- _Problem to work on_:
What you return must match the listing below exactly.

- _Data listing_:
%%

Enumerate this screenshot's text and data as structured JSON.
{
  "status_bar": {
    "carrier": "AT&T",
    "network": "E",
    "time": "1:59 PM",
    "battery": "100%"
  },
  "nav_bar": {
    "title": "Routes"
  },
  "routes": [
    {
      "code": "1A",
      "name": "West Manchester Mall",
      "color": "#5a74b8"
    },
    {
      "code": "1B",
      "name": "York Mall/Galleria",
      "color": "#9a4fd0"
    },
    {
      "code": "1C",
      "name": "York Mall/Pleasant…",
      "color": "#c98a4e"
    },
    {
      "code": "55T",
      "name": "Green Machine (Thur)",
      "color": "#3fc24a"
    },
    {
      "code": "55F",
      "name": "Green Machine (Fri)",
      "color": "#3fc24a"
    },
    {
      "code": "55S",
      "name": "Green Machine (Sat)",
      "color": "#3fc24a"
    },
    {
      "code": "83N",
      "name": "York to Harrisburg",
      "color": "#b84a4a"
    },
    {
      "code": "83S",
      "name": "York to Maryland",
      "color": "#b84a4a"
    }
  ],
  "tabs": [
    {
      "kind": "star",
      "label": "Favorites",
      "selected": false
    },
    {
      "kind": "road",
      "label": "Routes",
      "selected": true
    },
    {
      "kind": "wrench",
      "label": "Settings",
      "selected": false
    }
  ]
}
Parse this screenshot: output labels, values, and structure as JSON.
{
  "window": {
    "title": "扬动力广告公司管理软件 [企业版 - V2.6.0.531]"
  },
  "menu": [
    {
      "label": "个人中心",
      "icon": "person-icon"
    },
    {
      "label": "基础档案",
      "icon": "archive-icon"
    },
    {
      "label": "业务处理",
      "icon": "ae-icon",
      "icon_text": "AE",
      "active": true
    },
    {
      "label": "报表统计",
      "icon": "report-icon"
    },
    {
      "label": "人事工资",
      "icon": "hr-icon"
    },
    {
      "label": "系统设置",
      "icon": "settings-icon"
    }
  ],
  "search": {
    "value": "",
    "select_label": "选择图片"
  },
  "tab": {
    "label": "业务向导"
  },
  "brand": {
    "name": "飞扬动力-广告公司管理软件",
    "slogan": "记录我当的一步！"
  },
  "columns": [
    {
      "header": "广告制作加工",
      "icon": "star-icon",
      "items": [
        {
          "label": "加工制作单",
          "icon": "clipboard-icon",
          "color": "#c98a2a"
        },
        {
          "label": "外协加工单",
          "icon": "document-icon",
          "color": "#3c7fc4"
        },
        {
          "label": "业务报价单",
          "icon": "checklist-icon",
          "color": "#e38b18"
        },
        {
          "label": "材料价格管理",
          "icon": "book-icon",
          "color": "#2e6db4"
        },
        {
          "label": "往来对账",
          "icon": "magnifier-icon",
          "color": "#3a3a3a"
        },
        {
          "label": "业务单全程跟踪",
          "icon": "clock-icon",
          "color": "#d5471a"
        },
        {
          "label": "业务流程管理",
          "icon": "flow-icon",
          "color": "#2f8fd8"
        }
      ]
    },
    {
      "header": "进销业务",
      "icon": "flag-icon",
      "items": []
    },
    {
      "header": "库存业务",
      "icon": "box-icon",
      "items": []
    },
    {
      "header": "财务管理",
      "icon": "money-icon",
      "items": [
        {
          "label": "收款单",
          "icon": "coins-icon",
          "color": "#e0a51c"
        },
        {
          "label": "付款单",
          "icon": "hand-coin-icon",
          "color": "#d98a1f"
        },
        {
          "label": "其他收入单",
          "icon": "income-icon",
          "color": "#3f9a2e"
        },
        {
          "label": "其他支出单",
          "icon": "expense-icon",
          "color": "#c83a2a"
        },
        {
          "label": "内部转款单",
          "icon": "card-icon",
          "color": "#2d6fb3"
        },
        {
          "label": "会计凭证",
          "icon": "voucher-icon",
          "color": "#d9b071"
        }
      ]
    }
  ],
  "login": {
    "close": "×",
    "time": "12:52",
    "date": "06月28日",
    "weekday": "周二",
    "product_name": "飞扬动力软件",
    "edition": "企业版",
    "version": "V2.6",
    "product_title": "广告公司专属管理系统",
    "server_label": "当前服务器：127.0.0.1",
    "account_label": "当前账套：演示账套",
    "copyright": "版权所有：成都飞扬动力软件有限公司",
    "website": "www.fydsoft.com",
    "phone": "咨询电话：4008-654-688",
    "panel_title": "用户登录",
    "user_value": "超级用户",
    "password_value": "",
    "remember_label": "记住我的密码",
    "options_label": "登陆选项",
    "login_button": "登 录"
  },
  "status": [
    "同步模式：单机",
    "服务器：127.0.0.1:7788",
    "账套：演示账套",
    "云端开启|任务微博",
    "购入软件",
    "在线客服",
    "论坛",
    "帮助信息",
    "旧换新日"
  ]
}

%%

- _The completed task_:
Enumerate this screenshot's text and data as structured JSON.
{
  "status_bar": {
    "carrier": "AT&T",
    "network": "E",
    "time": "1:59 PM",
    "battery": "100%"
  },
  "nav_bar": {
    "title": "Routes"
  },
  "routes": [
    {
      "code": "1A",
      "name": "West Manchester Mall",
      "color": "#5a74b8"
    },
    {
      "code": "1B",
      "name": "York Mall/Galleria",
      "color": "#9a4fd0"
    },
    {
      "code": "1C",
      "name": "York Mall/Pleasant…",
      "color": "#c98a4e"
    },
    {
      "code": "55T",
      "name": "Green Machine (Thur)",
      "color": "#3fc24a"
    },
    {
      "code": "55F",
      "name": "Green Machine (Fri)",
      "color": "#3fc24a"
    },
    {
      "code": "55S",
      "name": "Green Machine (Sat)",
      "color": "#3fc24a"
    },
    {
      "code": "83N",
      "name": "York to Harrisburg",
      "color": "#b84a4a"
    },
    {
      "code": "83S",
      "name": "York to Maryland",
      "color": "#b84a4a"
    }
  ],
  "tabs": [
    {
      "kind": "star",
      "label": "Favorites",
      "selected": false
    },
    {
      "kind": "road",
      "label": "Routes",
      "selected": true
    },
    {
      "kind": "wrench",
      "label": "Settings",
      "selected": false
    }
  ]
}
Parse this screenshot: output labels, values, and structure as JSON.
{
  "window": {
    "title": "扬动力广告公司管理软件 [企业版 - V2.6.0.531]"
  },
  "menu": [
    {
      "label": "个人中心",
      "icon": "person-icon"
    },
    {
      "label": "基础档案",
      "icon": "archive-icon"
    },
    {
      "label": "业务处理",
      "icon": "ae-icon",
      "icon_text": "AE",
      "active": true
    },
    {
      "label": "报表统计",
      "icon": "report-icon"
    },
    {
      "label": "人事工资",
      "icon": "hr-icon"
    },
    {
      "label": "系统设置",
      "icon": "settings-icon"
    }
  ],
  "search": {
    "value": "",
    "select_label": "选择图片"
  },
  "tab": {
    "label": "业务向导"
  },
  "brand": {
    "name": "飞扬动力-广告公司管理软件",
    "slogan": "记录我当的一步！"
  },
  "columns": [
    {
      "header": "广告制作加工",
      "icon": "star-icon",
      "items": [
        {
          "label": "加工制作单",
          "icon": "clipboard-icon",
          "color": "#c98a2a"
        },
        {
          "label": "外协加工单",
          "icon": "document-icon",
          "color": "#3c7fc4"
        },
        {
          "label": "业务报价单",
          "icon": "checklist-icon",
          "color": "#e38b18"
        },
        {
          "label": "材料价格管理",
          "icon": "book-icon",
          "color": "#2e6db4"
        },
        {
          "label": "往来对账",
          "icon": "magnifier-icon",
          "color": "#3a3a3a"
        },
        {
          "label": "业务单全程跟踪",
          "icon": "clock-icon",
          "color": "#d5471a"
        },
        {
          "label": "业务流程管理",
          "icon": "flow-icon",
          "color": "#2f8fd8"
        }
      ]
    },
    {
      "header": "进销业务",
      "icon": "flag-icon",
      "items": []
    },
    {
      "header": "库存业务",
      "icon": "box-icon",
      "items": []
    },
    {
      "header": "财务管理",
      "icon": "money-icon",
      "items": [
        {
          "label": "收款单",
          "icon": "coins-icon",
          "color": "#e0a51c"
        },
        {
          "label": "付款单",
          "icon": "hand-coin-icon",
          "color": "#d98a1f"
        },
        {
          "label": "其他收入单",
          "icon": "income-icon",
          "color": "#3f9a2e"
        },
        {
          "label": "其他支出单",
          "icon": "expense-icon",
          "color": "#c83a2a"
        },
        {
          "label": "内部转款单",
          "icon": "card-icon",
          "color": "#2d6fb3"
        },
        {
          "label": "会计凭证",
          "icon": "voucher-icon",
          "color": "#d9b071"
        }
      ]
    }
  ],
  "login": {
    "close": "×",
    "time": "12:52",
    "date": "06月28日",
    "weekday": "周二",
    "product_name": "飞扬动力软件",
    "edition": "企业版",
    "version": "V2.6",
    "product_title": "广告公司专属管理系统",
    "server_label": "当前服务器：127.0.0.1",
    "account_label": "当前账套：演示账套",
    "copyright": "版权所有：成都飞扬动力软件有限公司",
    "website": "www.fydsoft.com",
    "phone": "咨询电话：4008-654-688",
    "panel_title": "用户登录",
    "user_value": "超级用户",
    "password_value": "",
    "remember_label": "记住我的密码",
    "options_label": "登陆选项",
    "login_button": "登 录"
  },
  "status": [
    "同步模式：单机",
    "服务器：127.0.0.1:7788",
    "账套：演示账套",
    "云端开启|任务微博",
    "购入软件",
    "在线客服",
    "论坛",
    "帮助信息",
    "旧换新日"
  ]
}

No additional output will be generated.